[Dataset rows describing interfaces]
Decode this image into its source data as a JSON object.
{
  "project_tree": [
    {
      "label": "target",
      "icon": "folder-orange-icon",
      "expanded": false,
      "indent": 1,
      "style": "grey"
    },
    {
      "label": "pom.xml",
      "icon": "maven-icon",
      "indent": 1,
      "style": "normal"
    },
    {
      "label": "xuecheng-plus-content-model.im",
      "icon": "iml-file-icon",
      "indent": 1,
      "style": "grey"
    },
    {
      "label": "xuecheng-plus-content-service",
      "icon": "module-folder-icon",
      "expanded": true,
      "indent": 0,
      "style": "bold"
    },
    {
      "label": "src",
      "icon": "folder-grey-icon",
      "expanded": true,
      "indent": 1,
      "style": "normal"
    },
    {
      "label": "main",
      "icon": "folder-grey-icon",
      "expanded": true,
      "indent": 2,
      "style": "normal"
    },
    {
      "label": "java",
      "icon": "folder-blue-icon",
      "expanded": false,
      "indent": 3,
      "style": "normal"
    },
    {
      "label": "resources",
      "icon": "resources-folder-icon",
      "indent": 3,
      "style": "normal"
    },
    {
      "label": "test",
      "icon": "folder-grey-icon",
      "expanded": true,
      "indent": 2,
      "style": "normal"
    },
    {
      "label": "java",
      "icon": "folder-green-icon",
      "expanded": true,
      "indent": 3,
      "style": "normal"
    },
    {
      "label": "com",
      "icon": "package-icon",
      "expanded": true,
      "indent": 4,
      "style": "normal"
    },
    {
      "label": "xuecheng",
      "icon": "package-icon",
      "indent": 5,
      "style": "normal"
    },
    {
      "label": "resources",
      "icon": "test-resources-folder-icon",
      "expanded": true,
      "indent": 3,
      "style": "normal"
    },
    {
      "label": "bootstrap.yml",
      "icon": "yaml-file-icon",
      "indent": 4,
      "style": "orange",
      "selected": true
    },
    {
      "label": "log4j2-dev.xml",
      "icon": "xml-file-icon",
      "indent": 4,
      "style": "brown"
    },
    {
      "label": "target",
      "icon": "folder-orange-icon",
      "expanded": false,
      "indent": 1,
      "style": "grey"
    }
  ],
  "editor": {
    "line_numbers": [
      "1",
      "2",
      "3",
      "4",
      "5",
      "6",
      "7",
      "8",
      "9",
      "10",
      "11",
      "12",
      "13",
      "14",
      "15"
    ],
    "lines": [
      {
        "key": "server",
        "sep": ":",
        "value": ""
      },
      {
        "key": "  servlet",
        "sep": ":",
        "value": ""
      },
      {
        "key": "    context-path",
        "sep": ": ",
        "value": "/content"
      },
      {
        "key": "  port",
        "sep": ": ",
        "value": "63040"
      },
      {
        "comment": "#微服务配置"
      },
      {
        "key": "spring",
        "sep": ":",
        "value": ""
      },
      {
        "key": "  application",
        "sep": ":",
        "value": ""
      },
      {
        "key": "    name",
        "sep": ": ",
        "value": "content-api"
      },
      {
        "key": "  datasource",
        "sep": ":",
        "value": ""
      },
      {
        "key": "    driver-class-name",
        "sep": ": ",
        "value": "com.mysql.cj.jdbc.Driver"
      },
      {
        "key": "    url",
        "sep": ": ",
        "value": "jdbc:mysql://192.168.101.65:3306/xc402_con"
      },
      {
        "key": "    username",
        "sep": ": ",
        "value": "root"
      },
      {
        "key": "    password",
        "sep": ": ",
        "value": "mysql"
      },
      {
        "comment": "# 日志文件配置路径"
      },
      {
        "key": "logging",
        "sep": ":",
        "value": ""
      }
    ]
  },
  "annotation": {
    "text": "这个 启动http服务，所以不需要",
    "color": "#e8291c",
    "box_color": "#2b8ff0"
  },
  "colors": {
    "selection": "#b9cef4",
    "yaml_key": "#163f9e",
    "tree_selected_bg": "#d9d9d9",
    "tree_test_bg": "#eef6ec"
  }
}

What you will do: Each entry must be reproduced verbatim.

Written response:
Decode this image into its source data as a JSON object.
{
  "project_tree": [
    {
      "label": "target",
      "icon": "folder-orange-icon",
      "expanded": false,
      "indent": 1,
      "style": "grey"
    },
    {
      "label": "pom.xml",
      "icon": "maven-icon",
      "indent": 1,
      "style": "normal"
    },
    {
      "label": "xuecheng-plus-content-model.im",
      "icon": "iml-file-icon",
      "indent": 1,
      "style": "grey"
    },
    {
      "label": "xuecheng-plus-content-service",
      "icon": "module-folder-icon",
      "expanded": true,
      "indent": 0,
      "style": "bold"
    },
    {
      "label": "src",
      "icon": "folder-grey-icon",
      "expanded": true,
      "indent": 1,
      "style": "normal"
    },
    {
      "label": "main",
      "icon": "folder-grey-icon",
      "expanded": true,
      "indent": 2,
      "style": "normal"
    },
    {
      "label": "java",
      "icon": "folder-blue-icon",
      "expanded": false,
      "indent": 3,
      "style": "normal"
    },
    {
      "label": "resources",
      "icon": "resources-folder-icon",
      "indent": 3,
      "style": "normal"
    },
    {
      "label": "test",
      "icon": "folder-grey-icon",
      "expanded": true,
      "indent": 2,
      "style": "normal"
    },
    {
      "label": "java",
      "icon": "folder-green-icon",
      "expanded": true,
      "indent": 3,
      "style": "normal"
    },
    {
      "label": "com",
      "icon": "package-icon",
      "expanded": true,
      "indent": 4,
      "style": "normal"
    },
    {
      "label": "xuecheng",
      "icon": "package-icon",
      "indent": 5,
      "style": "normal"
    },
    {
      "label": "resources",
      "icon": "test-resources-folder-icon",
      "expanded": true,
      "indent": 3,
      "style": "normal"
    },
    {
      "label": "bootstrap.yml",
      "icon": "yaml-file-icon",
      "indent": 4,
      "style": "orange",
      "selected": true
    },
    {
      "label": "log4j2-dev.xml",
      "icon": "xml-file-icon",
      "indent": 4,
      "style": "brown"
    },
    {
      "label": "target",
      "icon": "folder-orange-icon",
      "expanded": false,
      "indent": 1,
      "style": "grey"
    }
  ],
  "editor": {
    "line_numbers": [
      "1",
      "2",
      "3",
      "4",
      "5",
      "6",
      "7",
      "8",
      "9",
      "10",
      "11",
      "12",
      "13",
      "14",
      "15"
    ],
    "lines": [
      {
        "key": "server",
        "sep": ":",
        "value": ""
      },
      {
        "key": "  servlet",
        "sep": ":",
        "value": ""
      },
      {
        "key": "    context-path",
        "sep": ": ",
        "value": "/content"
      },
      {
        "key": "  port",
        "sep": ": ",
        "value": "63040"
      },
      {
        "comment": "#微服务配置"
      },
      {
        "key": "spring",
        "sep": ":",
        "value": ""
      },
      {
        "key": "  application",
        "sep": ":",
        "value": ""
      },
      {
        "key": "    name",
        "sep": ": ",
        "value": "content-api"
      },
      {
        "key": "  datasource",
        "sep": ":",
        "value": ""
      },
      {
        "key": "    driver-class-name",
        "sep": ": ",
        "value": "com.mysql.cj.jdbc.Driver"
      },
      {
        "key": "    url",
        "sep": ": ",
        "value": "jdbc:mysql://192.168.101.65:3306/xc402_con"
      },
      {
        "key": "    username",
        "sep": ": ",
        "value": "root"
      },
      {
        "key": "    password",
        "sep": ": ",
        "value": "mysql"
      },
      {
        "comment": "# 日志文件配置路径"
      },
      {
        "key": "logging",
        "sep": ":",
        "value": ""
      }
    ]
  },
  "annotation": {
    "text": "这个 启动http服务，所以不需要",
    "color": "#e8291c",
    "box_color": "#2b8ff0"
  },
  "colors": {
    "selection": "#b9cef4",
    "yaml_key": "#163f9e",
    "tree_selected_bg": "#d9d9d9",
    "tree_test_bg": "#eef6ec"
  }
}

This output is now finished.